The positive influence of the pastor in a thriving, growing church came to the forefront so regularly in interviews with the formerly unchurched that Part Two of the book devotes five chapters to a review of findings gleaned from interviews with pastors of effective churches. What do they say are their greatest strengths … and their greatest weaknesses? Rainer reports that to a person they were quite willing to speak freely of both.
In a list of 12 strengths, 72 percent of them said their greatest strength is vision casting. And in reporting on their greatest weakness, 72 percent said it is pastoral ministry — counseling, hospital visitation, weddings and funerals. This, plus the 11 other acknowledged weaknesses, indicate that this type of leader tends to be more managerial than pastoral.

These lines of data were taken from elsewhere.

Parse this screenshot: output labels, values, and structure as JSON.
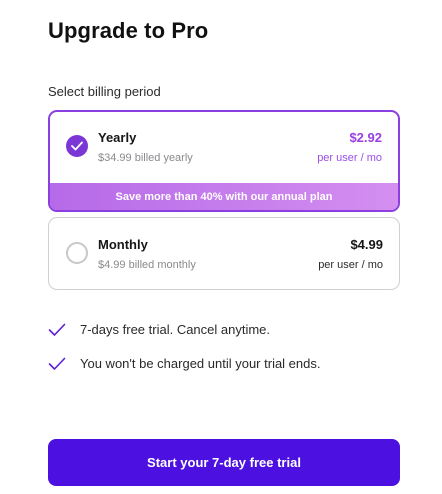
{
  "title": "Upgrade to Pro",
  "billing": {
    "label": "Select billing period",
    "selected": "yearly",
    "plans": [
      {
        "id": "yearly",
        "name": "Yearly",
        "billed": "$34.99 billed yearly",
        "price": "$2.92",
        "unit": "per user / mo",
        "banner": "Save more than 40% with our annual plan"
      },
      {
        "id": "monthly",
        "name": "Monthly",
        "billed": "$4.99 billed monthly",
        "price": "$4.99",
        "unit": "per user / mo"
      }
    ]
  },
  "features": [
    "7-days free trial. Cancel anytime.",
    "You won't be charged until your trial ends."
  ],
  "cta": {
    "label": "Start your 7-day free trial"
  },
  "colors": {
    "accent": "#8b3fe0",
    "cta": "#4c10e0",
    "banner_start": "#b66ae8",
    "banner_end": "#d48ff0"
  },
  "icons": {
    "selected_radio": "check-icon",
    "feature": "check-icon"
  }
}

However, the larger picture gleaned from the formerly unchurched plus self-evaluations of the 101 interviewed pastors shows them to be leaders who have engendered trust, demonstrate integrity, have a strong work ethic, a good sense of humor, and who tend to be impatient when things don’t progress. They are forthright about both their perceived weaknesses and strengths. To their followers, they are “real.” Above all, they are committed passionately to their belief system and to reaching the lost for Christ.
To a large number, the ministry of preaching is primary. Rainer writes, “The leaders whose churches are reaching the unchurched are passionate about preaching.” They list preaching as “their most exciting and challenging task.” They give ample time to preparation. In fact, this note concerning the centrality of preaching and doctrinal teaching is so prominent throughout the book that a whole chapter is devoted to preaching at the end. These leaders have a conservative, Biblical theology about the lost and a passion to reach them, a passion that is contagious to their churches.
This book could be useful as a tool for pastors or lay leaders who are restless about the drift of our society away from the church. It contains 40 pages of indices laying out the materials used in the study. Some of these could be adapted for local church use with great benefit.
I have gone through Rainer’s book carefully twice. It is at the same time encouraging and deeply convicting — encouraging in setting forth a picture of people everywhere who are ripe and reachable for the gospel, and convicting in raising the bar as to what a concerned pastor and church must do to develop a corporate life that will be attractive — even magnetic — to the unchurched. Every page has on it riveting information and insights that will open eyes wide to the challenge. To me, it is a seminal book.